[Entries from a dataset of interfaces]
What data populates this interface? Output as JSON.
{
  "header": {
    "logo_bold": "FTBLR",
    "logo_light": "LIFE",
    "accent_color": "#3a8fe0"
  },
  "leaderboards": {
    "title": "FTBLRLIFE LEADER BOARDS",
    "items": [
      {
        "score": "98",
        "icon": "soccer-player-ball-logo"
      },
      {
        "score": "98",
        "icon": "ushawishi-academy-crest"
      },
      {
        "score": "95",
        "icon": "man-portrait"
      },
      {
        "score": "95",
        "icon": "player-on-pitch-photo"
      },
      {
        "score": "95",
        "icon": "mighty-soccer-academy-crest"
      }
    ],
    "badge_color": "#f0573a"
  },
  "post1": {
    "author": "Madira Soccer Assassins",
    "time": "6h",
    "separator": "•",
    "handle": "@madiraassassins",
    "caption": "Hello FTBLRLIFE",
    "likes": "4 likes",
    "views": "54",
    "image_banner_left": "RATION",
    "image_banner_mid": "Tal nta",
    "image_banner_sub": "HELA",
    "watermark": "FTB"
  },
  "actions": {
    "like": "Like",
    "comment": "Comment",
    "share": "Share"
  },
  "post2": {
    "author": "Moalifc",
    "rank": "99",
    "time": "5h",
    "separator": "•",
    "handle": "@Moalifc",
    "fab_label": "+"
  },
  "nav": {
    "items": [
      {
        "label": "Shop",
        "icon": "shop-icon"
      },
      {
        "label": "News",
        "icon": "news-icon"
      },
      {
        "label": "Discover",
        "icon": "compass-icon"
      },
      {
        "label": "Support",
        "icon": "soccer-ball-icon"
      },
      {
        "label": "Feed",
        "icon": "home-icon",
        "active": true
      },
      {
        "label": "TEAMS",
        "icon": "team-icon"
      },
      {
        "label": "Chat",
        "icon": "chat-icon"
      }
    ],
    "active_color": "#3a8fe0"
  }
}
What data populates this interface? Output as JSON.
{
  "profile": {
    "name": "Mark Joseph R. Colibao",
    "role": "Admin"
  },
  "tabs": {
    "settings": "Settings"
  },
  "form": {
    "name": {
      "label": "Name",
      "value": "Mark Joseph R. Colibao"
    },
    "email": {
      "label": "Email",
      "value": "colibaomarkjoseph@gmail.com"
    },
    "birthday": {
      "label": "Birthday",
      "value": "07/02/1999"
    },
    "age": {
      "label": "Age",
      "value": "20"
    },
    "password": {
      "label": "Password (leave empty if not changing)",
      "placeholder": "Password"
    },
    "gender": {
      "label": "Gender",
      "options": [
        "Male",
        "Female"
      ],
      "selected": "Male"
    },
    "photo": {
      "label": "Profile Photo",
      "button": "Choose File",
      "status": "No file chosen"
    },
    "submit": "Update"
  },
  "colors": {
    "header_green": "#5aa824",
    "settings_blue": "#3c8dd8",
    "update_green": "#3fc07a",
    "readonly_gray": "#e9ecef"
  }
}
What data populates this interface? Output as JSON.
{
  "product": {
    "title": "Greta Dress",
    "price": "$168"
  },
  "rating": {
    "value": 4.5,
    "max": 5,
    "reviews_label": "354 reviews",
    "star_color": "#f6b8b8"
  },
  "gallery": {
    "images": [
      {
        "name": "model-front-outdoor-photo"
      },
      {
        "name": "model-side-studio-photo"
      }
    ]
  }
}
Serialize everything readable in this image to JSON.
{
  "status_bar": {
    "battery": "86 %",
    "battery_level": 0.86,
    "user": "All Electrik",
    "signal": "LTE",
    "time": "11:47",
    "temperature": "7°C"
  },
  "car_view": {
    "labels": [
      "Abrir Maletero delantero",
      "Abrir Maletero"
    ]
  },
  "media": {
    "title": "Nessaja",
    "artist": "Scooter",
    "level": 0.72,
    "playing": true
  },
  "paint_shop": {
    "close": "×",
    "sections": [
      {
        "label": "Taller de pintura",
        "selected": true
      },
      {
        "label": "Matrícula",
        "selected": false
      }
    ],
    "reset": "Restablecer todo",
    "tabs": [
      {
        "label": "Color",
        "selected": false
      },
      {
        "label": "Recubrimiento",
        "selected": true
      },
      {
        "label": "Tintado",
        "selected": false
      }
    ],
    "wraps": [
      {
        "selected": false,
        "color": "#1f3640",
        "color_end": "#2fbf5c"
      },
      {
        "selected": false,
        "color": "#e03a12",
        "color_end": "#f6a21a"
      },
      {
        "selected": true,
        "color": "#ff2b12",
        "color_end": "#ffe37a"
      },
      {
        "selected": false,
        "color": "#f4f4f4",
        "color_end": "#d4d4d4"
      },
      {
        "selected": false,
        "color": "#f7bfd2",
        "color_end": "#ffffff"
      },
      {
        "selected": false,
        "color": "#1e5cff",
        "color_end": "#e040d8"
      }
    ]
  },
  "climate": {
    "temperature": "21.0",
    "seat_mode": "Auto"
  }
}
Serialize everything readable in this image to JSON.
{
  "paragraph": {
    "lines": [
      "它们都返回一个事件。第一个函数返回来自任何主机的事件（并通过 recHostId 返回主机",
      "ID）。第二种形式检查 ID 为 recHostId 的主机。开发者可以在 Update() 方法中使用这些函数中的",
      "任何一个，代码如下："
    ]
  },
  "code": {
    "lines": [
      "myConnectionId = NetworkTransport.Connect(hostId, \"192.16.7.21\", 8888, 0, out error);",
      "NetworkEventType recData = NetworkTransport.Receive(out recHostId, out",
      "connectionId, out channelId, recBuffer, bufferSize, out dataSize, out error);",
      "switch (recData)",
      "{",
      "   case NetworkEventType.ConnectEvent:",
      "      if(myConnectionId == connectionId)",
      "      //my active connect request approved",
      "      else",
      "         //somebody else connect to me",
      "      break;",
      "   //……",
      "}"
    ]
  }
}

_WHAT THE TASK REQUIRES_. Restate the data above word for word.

_TASK OUTPUT_.
What data populates this interface? Output as JSON.
{
  "header": {
    "logo_bold": "FTBLR",
    "logo_light": "LIFE",
    "accent_color": "#3a8fe0"
  },
  "leaderboards": {
    "title": "FTBLRLIFE LEADER BOARDS",
    "items": [
      {
        "score": "98",
        "icon": "soccer-player-ball-logo"
      },
      {
        "score": "98",
        "icon": "ushawishi-academy-crest"
      },
      {
        "score": "95",
        "icon": "man-portrait"
      },
      {
        "score": "95",
        "icon": "player-on-pitch-photo"
      },
      {
        "score": "95",
        "icon": "mighty-soccer-academy-crest"
      }
    ],
    "badge_color": "#f0573a"
  },
  "post1": {
    "author": "Madira Soccer Assassins",
    "time": "6h",
    "separator": "•",
    "handle": "@madiraassassins",
    "caption": "Hello FTBLRLIFE",
    "likes": "4 likes",
    "views": "54",
    "image_banner_left": "RATION",
    "image_banner_mid": "Tal nta",
    "image_banner_sub": "HELA",
    "watermark": "FTB"
  },
  "actions": {
    "like": "Like",
    "comment": "Comment",
    "share": "Share"
  },
  "post2": {
    "author": "Moalifc",
    "rank": "99",
    "time": "5h",
    "separator": "•",
    "handle": "@Moalifc",
    "fab_label": "+"
  },
  "nav": {
    "items": [
      {
        "label": "Shop",
        "icon": "shop-icon"
      },
      {
        "label": "News",
        "icon": "news-icon"
      },
      {
        "label": "Discover",
        "icon": "compass-icon"
      },
      {
        "label": "Support",
        "icon": "soccer-ball-icon"
      },
      {
        "label": "Feed",
        "icon": "home-icon",
        "active": true
      },
      {
        "label": "TEAMS",
        "icon": "team-icon"
      },
      {
        "label": "Chat",
        "icon": "chat-icon"
      }
    ],
    "active_color": "#3a8fe0"
  }
}
What data populates this interface? Output as JSON.
{
  "profile": {
    "name": "Mark Joseph R. Colibao",
    "role": "Admin"
  },
  "tabs": {
    "settings": "Settings"
  },
  "form": {
    "name": {
      "label": "Name",
      "value": "Mark Joseph R. Colibao"
    },
    "email": {
      "label": "Email",
      "value": "colibaomarkjoseph@gmail.com"
    },
    "birthday": {
      "label": "Birthday",
      "value": "07/02/1999"
    },
    "age": {
      "label": "Age",
      "value": "20"
    },
    "password": {
      "label": "Password (leave empty if not changing)",
      "placeholder": "Password"
    },
    "gender": {
      "label": "Gender",
      "options": [
        "Male",
        "Female"
      ],
      "selected": "Male"
    },
    "photo": {
      "label": "Profile Photo",
      "button": "Choose File",
      "status": "No file chosen"
    },
    "submit": "Update"
  },
  "colors": {
    "header_green": "#5aa824",
    "settings_blue": "#3c8dd8",
    "update_green": "#3fc07a",
    "readonly_gray": "#e9ecef"
  }
}
What data populates this interface? Output as JSON.
{
  "product": {
    "title": "Greta Dress",
    "price": "$168"
  },
  "rating": {
    "value": 4.5,
    "max": 5,
    "reviews_label": "354 reviews",
    "star_color": "#f6b8b8"
  },
  "gallery": {
    "images": [
      {
        "name": "model-front-outdoor-photo"
      },
      {
        "name": "model-side-studio-photo"
      }
    ]
  }
}
Serialize everything readable in this image to JSON.
{
  "status_bar": {
    "battery": "86 %",
    "battery_level": 0.86,
    "user": "All Electrik",
    "signal": "LTE",
    "time": "11:47",
    "temperature": "7°C"
  },
  "car_view": {
    "labels": [
      "Abrir Maletero delantero",
      "Abrir Maletero"
    ]
  },
  "media": {
    "title": "Nessaja",
    "artist": "Scooter",
    "level": 0.72,
    "playing": true
  },
  "paint_shop": {
    "close": "×",
    "sections": [
      {
        "label": "Taller de pintura",
        "selected": true
      },
      {
        "label": "Matrícula",
        "selected": false
      }
    ],
    "reset": "Restablecer todo",
    "tabs": [
      {
        "label": "Color",
        "selected": false
      },
      {
        "label": "Recubrimiento",
        "selected": true
      },
      {
        "label": "Tintado",
        "selected": false
      }
    ],
    "wraps": [
      {
        "selected": false,
        "color": "#1f3640",
        "color_end": "#2fbf5c"
      },
      {
        "selected": false,
        "color": "#e03a12",
        "color_end": "#f6a21a"
      },
      {
        "selected": true,
        "color": "#ff2b12",
        "color_end": "#ffe37a"
      },
      {
        "selected": false,
        "color": "#f4f4f4",
        "color_end": "#d4d4d4"
      },
      {
        "selected": false,
        "color": "#f7bfd2",
        "color_end": "#ffffff"
      },
      {
        "selected": false,
        "color": "#1e5cff",
        "color_end": "#e040d8"
      }
    ]
  },
  "climate": {
    "temperature": "21.0",
    "seat_mode": "Auto"
  }
}
Serialize everything readable in this image to JSON.
{
  "paragraph": {
    "lines": [
      "它们都返回一个事件。第一个函数返回来自任何主机的事件（并通过 recHostId 返回主机",
      "ID）。第二种形式检查 ID 为 recHostId 的主机。开发者可以在 Update() 方法中使用这些函数中的",
      "任何一个，代码如下："
    ]
  },
  "code": {
    "lines": [
      "myConnectionId = NetworkTransport.Connect(hostId, \"192.16.7.21\", 8888, 0, out error);",
      "NetworkEventType recData = NetworkTransport.Receive(out recHostId, out",
      "connectionId, out channelId, recBuffer, bufferSize, out dataSize, out error);",
      "switch (recData)",
      "{",
      "   case NetworkEventType.ConnectEvent:",
      "      if(myConnectionId == connectionId)",
      "      //my active connect request approved",
      "      else",
      "         //somebody else connect to me",
      "      break;",
      "   //……",
      "}"
    ]
  }
}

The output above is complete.